NASA has been trying to figure out ways to take life on Mars for almost forever now. A major success was achieved just recently when NASA’s Perseverance Rover successfully made Oxygen from the Planet’s carbon dioxide. NASA”s scientists attached a small toaster-sized box to the Rover which is named Moxie. Moxie successfully made 5 grams of breathable gas. An Astronaut on could use it to breathe safely for exactly 10 minutes.
After this major success, NASA is planning to build bigger versions of Moxie and send them to Mars instead of Gas cylinders from Earth.
Carbon Dioxide has taken over most of the atmosphere of Mars at 96%, where only 0.13% oxygen is available. Moxie is built in such a way that it takes away Oxygen molecules from the Co2 available in the atmosphere. Co2 consists of two oxygen atoms and one carbon atom, Once Moxie strips away the oxygen from Co2, the molecule which remains behind is Carbon Monoxide, which Moxie releases in Mars’s atmosphere.
Scientists and Engineers after the build of Moxie are still testing the machine to make it better. NASA hopes that Moxie will soon be able to make 10 grams of O2 every hour. Trudy Kortes, director of technology demonstrations at NASA states that Moxie, not is it only the first instrument to produce oxygen in another world, it’s the first technology that can produce oxygen by using elements from another world’s atmosphere and can help Astronauts and Scientists to live off-land and visit the Red planet without the need of taking cylinders from Earth.

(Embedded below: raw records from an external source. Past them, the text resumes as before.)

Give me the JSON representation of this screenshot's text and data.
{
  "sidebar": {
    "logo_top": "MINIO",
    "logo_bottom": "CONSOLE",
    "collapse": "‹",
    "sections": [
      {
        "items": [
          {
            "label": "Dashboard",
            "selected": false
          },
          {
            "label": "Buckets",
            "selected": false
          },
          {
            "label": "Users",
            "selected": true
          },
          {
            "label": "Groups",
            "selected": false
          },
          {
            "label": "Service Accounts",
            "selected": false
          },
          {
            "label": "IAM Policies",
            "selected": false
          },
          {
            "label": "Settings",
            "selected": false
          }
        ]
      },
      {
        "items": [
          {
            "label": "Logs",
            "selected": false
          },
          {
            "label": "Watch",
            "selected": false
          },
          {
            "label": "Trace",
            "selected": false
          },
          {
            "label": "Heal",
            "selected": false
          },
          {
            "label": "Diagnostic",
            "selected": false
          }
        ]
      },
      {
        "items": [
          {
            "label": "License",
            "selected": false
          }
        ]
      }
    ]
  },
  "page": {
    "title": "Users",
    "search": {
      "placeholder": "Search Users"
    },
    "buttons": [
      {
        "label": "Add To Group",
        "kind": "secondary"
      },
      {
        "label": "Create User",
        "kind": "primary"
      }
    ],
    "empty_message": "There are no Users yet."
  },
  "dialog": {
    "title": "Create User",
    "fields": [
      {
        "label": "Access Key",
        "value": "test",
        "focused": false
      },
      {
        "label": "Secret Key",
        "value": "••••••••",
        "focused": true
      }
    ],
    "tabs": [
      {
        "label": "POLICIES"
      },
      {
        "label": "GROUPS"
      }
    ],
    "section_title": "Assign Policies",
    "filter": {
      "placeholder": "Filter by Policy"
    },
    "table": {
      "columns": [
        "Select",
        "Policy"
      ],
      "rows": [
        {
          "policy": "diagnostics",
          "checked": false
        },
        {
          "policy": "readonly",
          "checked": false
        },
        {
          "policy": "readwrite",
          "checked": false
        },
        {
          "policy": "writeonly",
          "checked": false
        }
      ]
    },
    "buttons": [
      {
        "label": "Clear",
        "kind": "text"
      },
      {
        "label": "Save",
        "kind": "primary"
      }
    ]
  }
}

NASA also sent a mini-helicopter called Ingenuity to Mars in an attempt to gain flight, where it succeeded to levitate 10-feet off the ground, hovering for a while and slightly turning, and landed back at its takeoff spot. This little helicopter made history and will attempt another flight on Thursday. Where it is expected to raise 5meters above ground level and move sideways by 2 meters.
All these experiments are coming back as major success to NASA, and each successful step makes NASA more confident about life on Mars.